Christopher Pachel, DVM, DACVB, CABC: I love that check-in piece too because sometimes what we’ve asked them to do may have been more than what was needed. Let’s say we’ve asked them to give a medication or do a wipe twice a day, and they come back for the recheck and we’re like, “How are the twice-a-day wipes going?” And they just nod because they’re embarrassed to say, “I haven’t been doing it. Only been doing once a day, doctor.” Quite honestly, if you’re looking at the dog and the dog looks great, well guess what? Once a day is plenty. I don’t need to send that client away still carrying that guilt of not doing twice-a-day therapy when in fact, once a day is good enough.
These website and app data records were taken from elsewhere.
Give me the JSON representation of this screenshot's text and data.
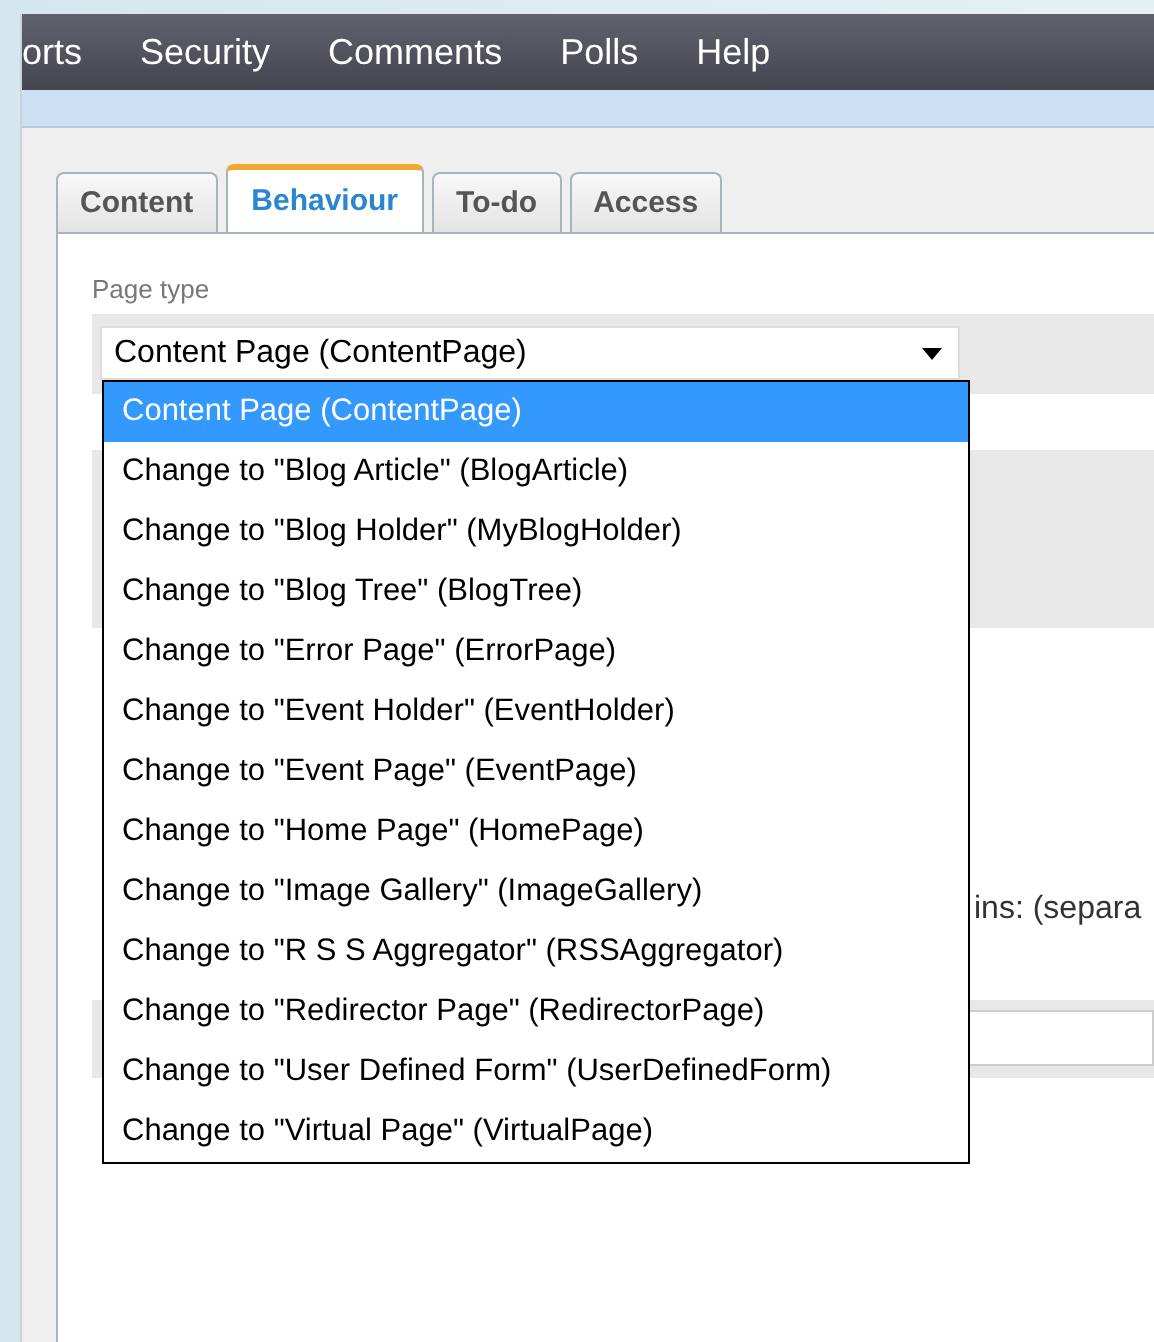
{
  "nav_menu": [
    {
      "label": "orts"
    },
    {
      "label": "Security"
    },
    {
      "label": "Comments"
    },
    {
      "label": "Polls"
    },
    {
      "label": "Help"
    }
  ],
  "tabs": [
    {
      "label": "Content",
      "selected": false
    },
    {
      "label": "Behaviour",
      "selected": true
    },
    {
      "label": "To-do",
      "selected": false
    },
    {
      "label": "Access",
      "selected": false
    }
  ],
  "page_type": {
    "label": "Page type",
    "value": "Content Page (ContentPage)",
    "expanded": true,
    "options": [
      {
        "label": "Content Page (ContentPage)",
        "selected": true
      },
      {
        "label": "Change to \"Blog Article\" (BlogArticle)",
        "selected": false
      },
      {
        "label": "Change to \"Blog Holder\" (MyBlogHolder)",
        "selected": false
      },
      {
        "label": "Change to \"Blog Tree\" (BlogTree)",
        "selected": false
      },
      {
        "label": "Change to \"Error Page\" (ErrorPage)",
        "selected": false
      },
      {
        "label": "Change to \"Event Holder\" (EventHolder)",
        "selected": false
      },
      {
        "label": "Change to \"Event Page\" (EventPage)",
        "selected": false
      },
      {
        "label": "Change to \"Home Page\" (HomePage)",
        "selected": false
      },
      {
        "label": "Change to \"Image Gallery\" (ImageGallery)",
        "selected": false
      },
      {
        "label": "Change to \"R S S Aggregator\" (RSSAggregator)",
        "selected": false
      },
      {
        "label": "Change to \"Redirector Page\" (RedirectorPage)",
        "selected": false
      },
      {
        "label": "Change to \"User Defined Form\" (UserDefinedForm)",
        "selected": false
      },
      {
        "label": "Change to \"Virtual Page\" (VirtualPage)",
        "selected": false
      }
    ]
  },
  "partial_label": "ins: (separa"
}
I’d rather be able to say, “Out of 14 doses, how many are you missing?” Something that almost makes the assumption that they’re missing at least 1. I’d rather have a client push back and say, “No, we get all of them.” Cool. If I make it comfortable for them to say, “Yes, we usually miss about 3 out of 14.” Cool. Awesome. We’re getting 11 out of 14, and this is what that progress looks like. Now we’re just talking data points. There isn’t baggage, there’s not could of, should of, would of. It’s none of that stuff. It’s an accurate medical record with updated recommendations for what needs to happen for the patient. That goes so far to then not only guiding our knowledge basis as clinicians, but also creating trust-based communications with our clients as well.
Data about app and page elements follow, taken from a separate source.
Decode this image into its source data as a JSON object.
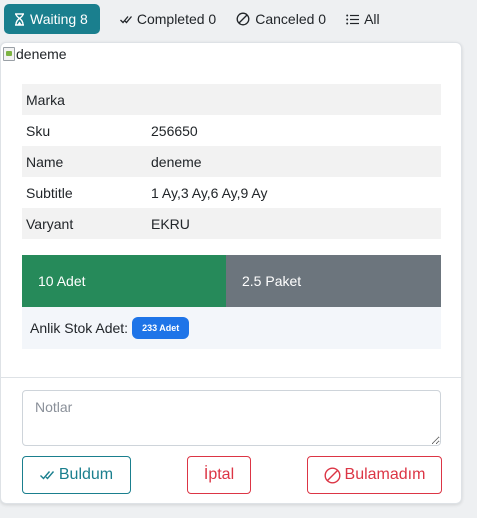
{
  "tabs": [
    {
      "label": "Waiting 8",
      "icon": "hourglass-icon"
    },
    {
      "label": "Completed 0",
      "icon": "check-double-icon"
    },
    {
      "label": "Canceled 0",
      "icon": "ban-icon"
    },
    {
      "label": "All",
      "icon": "list-icon"
    }
  ],
  "product": {
    "image_alt": "deneme",
    "rows": [
      {
        "key": "Marka",
        "value": ""
      },
      {
        "key": "Sku",
        "value": "256650"
      },
      {
        "key": "Name",
        "value": "deneme"
      },
      {
        "key": "Subtitle",
        "value": "1 Ay,3 Ay,6 Ay,9 Ay"
      },
      {
        "key": "Varyant",
        "value": "EKRU"
      }
    ]
  },
  "quantity": {
    "adet_label": "10 Adet",
    "paket_label": "2.5 Paket"
  },
  "stock": {
    "label": "Anlik Stok Adet:",
    "badge": "233 Adet"
  },
  "notes": {
    "placeholder": "Notlar",
    "value": ""
  },
  "actions": {
    "found": "Buldum",
    "cancel": "İptal",
    "not_found": "Bulamadım"
  },
  "colors": {
    "primary": "#1a7f8e",
    "success": "#268a5a",
    "secondary": "#6c757d",
    "danger": "#dc3545",
    "badge": "#1e74e8"
  }
}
Ashley Bourgeois, DVM, DACVD: Absolutely. I’ve had that happen where a client comes in, and the dog looks great. They’re like, “Oh, but you said bathe twice a week. I’ve only been doing it once a week.” I’m like, “OK. Clearly that’s OK because they’re doing well. Let’s just change what’s written because it’s not what we need. Maybe we can go even lower because they’re doing so well. Maybe we can’t go lower when they’re looking great, but here’s why.” When I look in the history, spring is always a tough time. Bathing once a week is going to keep the pollens off the skin and help minimize infection. Let’s get through that season. I like to tell owners, “If the dog can prove it to me—they’re doing great right now—but I need him to prove that he can do this well for 3 more months before we can consider lowering things.” The last thing we want is to finally get through this bad pyoderma, and we get so overzealous and excited that we stop everything, and then we’re back to where we were 2 weeks later. Sometimes, I tell owners, “Fluffy really needs to prove to me that we can sustain this longer before we can pull back.” Then they get it. They’re like, “Why are you having me do this, they’re fine?” Well, they’re fine, but we haven’t seen that length of time that makes me very confident we can reduce things. We don’t want to keep sliding backward every time you see me because we start taking things away.
Transcripts edited for clarity.